If you believe that you are immune from impaired driving charges because you don’t consume alcohol, you are sadly mistaken. Individuals who use street drugs, as well as those who take any number of prescription or over-the-counter medications, can also wind up facing impaired driving charges under Michigan law.

Everyone on the road should understand the law regarding chemical impairment. Any substance that could have a negative impact on how well you handle your vehicle or how quickly you can respond to sudden changes in traffic is likely illegal to consume before driving. After all, driving means controlling a vehicle that weighs thousands of pounds. You can do extensive property damage or kill other people if you make a mistake.

Remaining clear-headed and focused on the task at hand is critical to the safety of everyone on the road.
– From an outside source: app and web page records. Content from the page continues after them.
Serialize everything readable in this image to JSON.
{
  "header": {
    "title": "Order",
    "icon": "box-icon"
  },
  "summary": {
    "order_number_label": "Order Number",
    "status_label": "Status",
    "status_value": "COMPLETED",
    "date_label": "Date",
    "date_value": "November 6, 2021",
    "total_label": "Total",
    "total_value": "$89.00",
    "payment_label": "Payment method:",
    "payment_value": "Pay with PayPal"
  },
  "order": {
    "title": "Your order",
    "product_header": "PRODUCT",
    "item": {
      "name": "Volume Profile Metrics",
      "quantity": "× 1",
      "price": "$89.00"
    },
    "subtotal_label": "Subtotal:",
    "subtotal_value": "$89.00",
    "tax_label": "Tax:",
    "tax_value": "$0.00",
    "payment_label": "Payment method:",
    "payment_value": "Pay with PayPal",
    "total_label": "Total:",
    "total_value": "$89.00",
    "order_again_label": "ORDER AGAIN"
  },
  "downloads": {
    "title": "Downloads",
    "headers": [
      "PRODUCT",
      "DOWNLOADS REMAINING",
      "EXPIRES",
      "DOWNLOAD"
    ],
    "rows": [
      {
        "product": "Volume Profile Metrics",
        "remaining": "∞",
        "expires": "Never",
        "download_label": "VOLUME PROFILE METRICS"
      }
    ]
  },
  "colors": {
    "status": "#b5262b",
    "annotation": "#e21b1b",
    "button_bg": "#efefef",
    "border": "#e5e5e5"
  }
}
If you choose to drive after taking illegal drugs, swallowing a double dose of cough syrup or taking certain prescriptions, it could impact your driving. If law enforcement pulls you over, you could face criminal charges.

How Michigan handles drugged driving offenses

According to the Secretary of State website, hundreds of people die every year in Michigan from crashes caused by alcohol or drugs. To combat this, there are multiple laws in place about impaired driving.

Law enforcement receives special training to detect the influence of certain drugs that are popular and common. They also look for signs of poor driving on the road. Your left front tire only has to graze the center line for law enforcement to have a reason to pull you over. Once the traffic stop starts, if anything makes them suspect impairment, they can place you under arrest and order chemical testing.

While most drugs, including prescription drugs, won’t show up in a breath test, they will show up if the police draw blood. You might even admit to what medication you have taken, believing that if you have a valid prescription you are not breaking the law. Law enforcement will quickly disabuse you of that misconception.

What are the charges and consequences of drugged driving?

You could face a charge of operating while intoxicated (OWI) if you have enough of any drug in your body to affect your ability to drive. If the drug is a Schedule I substance or cocaine, you could face a charge of Operating With Any Presence of a Schedule I Drug or Cocaine (OWPD).

The only good news here is that, like drunk driving, this offense will be a misdemeanor at least for the first charge. Repeat offenders, especially those with three or more previous offenses, could face felonies. First-time drugged driving charges could carry a fine of up to $500, over three months in jail, driver’s license revocation and even community service.

Even if this is your first arrest, defending yourself against such serious charges is likely in your best interest.